Improving children’s learning by improving the quality of classroom talk.
Sheffield Hallam University
Staff deployment & development
Language and literacy
We know that the nature and quality of teaching practice in the classroom has a big impact on pupil learning. Pilots of dialogic teaching in the UK have suggested that it can change teachers’ practice, and there is other evidence that cognitively challenging classroom talk can lead to gains for pupils in language, mathematics and science, but this is the first trial of this approach.
This trial found consistent, positive effects in English, science and maths for all children in Year 5, equivalent to about 2 months additional progress. The result was similar when looking only at children eligible for free school meals. This is consistent with other EEF trials focusing on cognitively challenging talk, such as Philosophy for Children, and Thinking, Doing, Talking Science. The consistent results across subjects and the lack of any subject specific content in the training suggest that the approach may improve children’s overall thinking and learning skills rather than their knowledge in a given topic.
The majority of teachers felt they needed more than two terms to fully embed the approach in their classrooms and thought it would have more impact over a longer time period.
EEF will explore options for testing the approach using a model that could be made available to a large number of schools.
An addendum to the report was published in April 2019, which did not find an impact on KS2 results. No process evaluation was conducted as part of this follow-up, and it is likely that many schools did not implement the programme in Year 6, prior to the KS2 testing.
Children in Dialogic Teaching schools made two additional months’ progress in English and science, and one additional month’s progress in maths, compared to children in control schools, on average. The three padlock security rating means we are moderately confident that this difference was due to the intervention and not to other factors.
Children eligible for free school meals (FSM) made two additional months’ progress in English, science, and maths compared to FSM children in control schools. The smaller number of FSM pupils in the trial limits the security of this result.
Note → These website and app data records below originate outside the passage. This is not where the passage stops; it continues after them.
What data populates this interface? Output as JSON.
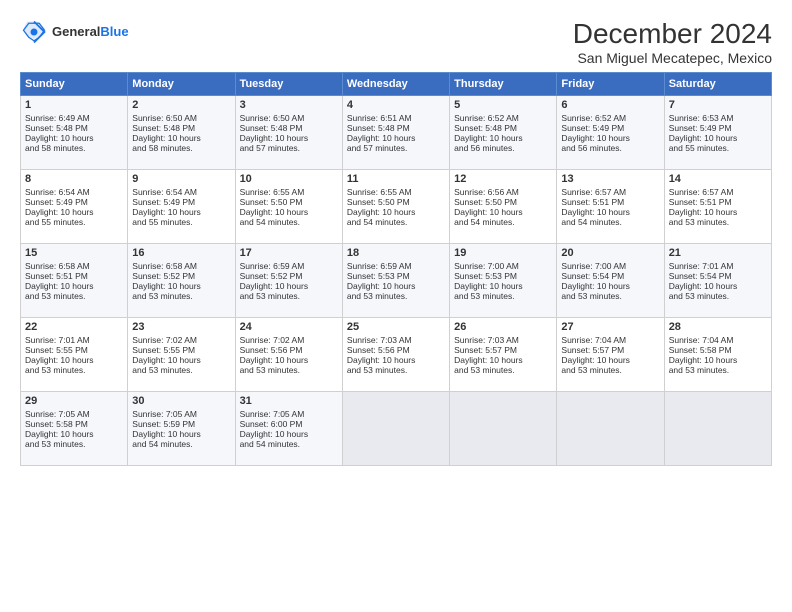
{
  "header": {
    "logo_line1": "General",
    "logo_line2": "Blue",
    "title": "December 2024",
    "subtitle": "San Miguel Mecatepec, Mexico"
  },
  "columns": [
    "Sunday",
    "Monday",
    "Tuesday",
    "Wednesday",
    "Thursday",
    "Friday",
    "Saturday"
  ],
  "rows": [
    [
      {
        "day": "1",
        "lines": [
          "Sunrise: 6:49 AM",
          "Sunset: 5:48 PM",
          "Daylight: 10 hours",
          "and 58 minutes."
        ]
      },
      {
        "day": "2",
        "lines": [
          "Sunrise: 6:50 AM",
          "Sunset: 5:48 PM",
          "Daylight: 10 hours",
          "and 58 minutes."
        ]
      },
      {
        "day": "3",
        "lines": [
          "Sunrise: 6:50 AM",
          "Sunset: 5:48 PM",
          "Daylight: 10 hours",
          "and 57 minutes."
        ]
      },
      {
        "day": "4",
        "lines": [
          "Sunrise: 6:51 AM",
          "Sunset: 5:48 PM",
          "Daylight: 10 hours",
          "and 57 minutes."
        ]
      },
      {
        "day": "5",
        "lines": [
          "Sunrise: 6:52 AM",
          "Sunset: 5:48 PM",
          "Daylight: 10 hours",
          "and 56 minutes."
        ]
      },
      {
        "day": "6",
        "lines": [
          "Sunrise: 6:52 AM",
          "Sunset: 5:49 PM",
          "Daylight: 10 hours",
          "and 56 minutes."
        ]
      },
      {
        "day": "7",
        "lines": [
          "Sunrise: 6:53 AM",
          "Sunset: 5:49 PM",
          "Daylight: 10 hours",
          "and 55 minutes."
        ]
      }
    ],
    [
      {
        "day": "8",
        "lines": [
          "Sunrise: 6:54 AM",
          "Sunset: 5:49 PM",
          "Daylight: 10 hours",
          "and 55 minutes."
        ]
      },
      {
        "day": "9",
        "lines": [
          "Sunrise: 6:54 AM",
          "Sunset: 5:49 PM",
          "Daylight: 10 hours",
          "and 55 minutes."
        ]
      },
      {
        "day": "10",
        "lines": [
          "Sunrise: 6:55 AM",
          "Sunset: 5:50 PM",
          "Daylight: 10 hours",
          "and 54 minutes."
        ]
      },
      {
        "day": "11",
        "lines": [
          "Sunrise: 6:55 AM",
          "Sunset: 5:50 PM",
          "Daylight: 10 hours",
          "and 54 minutes."
        ]
      },
      {
        "day": "12",
        "lines": [
          "Sunrise: 6:56 AM",
          "Sunset: 5:50 PM",
          "Daylight: 10 hours",
          "and 54 minutes."
        ]
      },
      {
        "day": "13",
        "lines": [
          "Sunrise: 6:57 AM",
          "Sunset: 5:51 PM",
          "Daylight: 10 hours",
          "and 54 minutes."
        ]
      },
      {
        "day": "14",
        "lines": [
          "Sunrise: 6:57 AM",
          "Sunset: 5:51 PM",
          "Daylight: 10 hours",
          "and 53 minutes."
        ]
      }
    ],
    [
      {
        "day": "15",
        "lines": [
          "Sunrise: 6:58 AM",
          "Sunset: 5:51 PM",
          "Daylight: 10 hours",
          "and 53 minutes."
        ]
      },
      {
        "day": "16",
        "lines": [
          "Sunrise: 6:58 AM",
          "Sunset: 5:52 PM",
          "Daylight: 10 hours",
          "and 53 minutes."
        ]
      },
      {
        "day": "17",
        "lines": [
          "Sunrise: 6:59 AM",
          "Sunset: 5:52 PM",
          "Daylight: 10 hours",
          "and 53 minutes."
        ]
      },
      {
        "day": "18",
        "lines": [
          "Sunrise: 6:59 AM",
          "Sunset: 5:53 PM",
          "Daylight: 10 hours",
          "and 53 minutes."
        ]
      },
      {
        "day": "19",
        "lines": [
          "Sunrise: 7:00 AM",
          "Sunset: 5:53 PM",
          "Daylight: 10 hours",
          "and 53 minutes."
        ]
      },
      {
        "day": "20",
        "lines": [
          "Sunrise: 7:00 AM",
          "Sunset: 5:54 PM",
          "Daylight: 10 hours",
          "and 53 minutes."
        ]
      },
      {
        "day": "21",
        "lines": [
          "Sunrise: 7:01 AM",
          "Sunset: 5:54 PM",
          "Daylight: 10 hours",
          "and 53 minutes."
        ]
      }
    ],
    [
      {
        "day": "22",
        "lines": [
          "Sunrise: 7:01 AM",
          "Sunset: 5:55 PM",
          "Daylight: 10 hours",
          "and 53 minutes."
        ]
      },
      {
        "day": "23",
        "lines": [
          "Sunrise: 7:02 AM",
          "Sunset: 5:55 PM",
          "Daylight: 10 hours",
          "and 53 minutes."
        ]
      },
      {
        "day": "24",
        "lines": [
          "Sunrise: 7:02 AM",
          "Sunset: 5:56 PM",
          "Daylight: 10 hours",
          "and 53 minutes."
        ]
      },
      {
        "day": "25",
        "lines": [
          "Sunrise: 7:03 AM",
          "Sunset: 5:56 PM",
          "Daylight: 10 hours",
          "and 53 minutes."
        ]
      },
      {
        "day": "26",
        "lines": [
          "Sunrise: 7:03 AM",
          "Sunset: 5:57 PM",
          "Daylight: 10 hours",
          "and 53 minutes."
        ]
      },
      {
        "day": "27",
        "lines": [
          "Sunrise: 7:04 AM",
          "Sunset: 5:57 PM",
          "Daylight: 10 hours",
          "and 53 minutes."
        ]
      },
      {
        "day": "28",
        "lines": [
          "Sunrise: 7:04 AM",
          "Sunset: 5:58 PM",
          "Daylight: 10 hours",
          "and 53 minutes."
        ]
      }
    ],
    [
      {
        "day": "29",
        "lines": [
          "Sunrise: 7:05 AM",
          "Sunset: 5:58 PM",
          "Daylight: 10 hours",
          "and 53 minutes."
        ]
      },
      {
        "day": "30",
        "lines": [
          "Sunrise: 7:05 AM",
          "Sunset: 5:59 PM",
          "Daylight: 10 hours",
          "and 54 minutes."
        ]
      },
      {
        "day": "31",
        "lines": [
          "Sunrise: 7:05 AM",
          "Sunset: 6:00 PM",
          "Daylight: 10 hours",
          "and 54 minutes."
        ]
      },
      {
        "day": "",
        "lines": []
      },
      {
        "day": "",
        "lines": []
      },
      {
        "day": "",
        "lines": []
      },
      {
        "day": "",
        "lines": []
      }
    ]
  ]
}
The intervention was highly regarded by headteachers, mentors, and teachers who thought that the Dialogic Teaching approach had positive effects on pupil confidence and engagement.
The majority of participating teachers felt that it would take longer than two terms to fully embed a Dialogic Teaching approach in their classrooms. It could therefore be valuable to test the impact of the intervention over a longer period.
This intervention requires teachers to change classroom talk across the curriculum, supported by training, handbooks, video, and regular review meetings with mentors. Future research could aim to differentiate the effects of these different elements.
Full project description
The aim of the intervention was to raise levels of engagement and attainment across English, maths, and science in primary schools by improving the quality of teacher and pupil talk in the classroom. The approach, termed ‘dialogic teaching’, emphasises dialogue through which pupils learn to reason, discuss, argue, and explain in order to develop their higher order thinking as well as their articulacy. The intervention was developed and delivered by a team from the Cambridge Primary Review Trust (CPRT) and the University of York. Year 5 teachers in 38 schools, and a teacher mentor from each school, received resources and training from the delivery team, and then implemented the intervention over the course of the autumn and spring terms in the 2015/2016 school year. Following the intervention, pupils were tested in English, mathematics, and science. This efficacy trial compared the 38 schools (2,492 pupils) in which the intervention took place with 38 control schools (2,466 pupils). During the intervention, the evaluation team also carried out a survey and interviews with a sample of teachers, mentors, and heads, plus case-study visits to three intervention schools.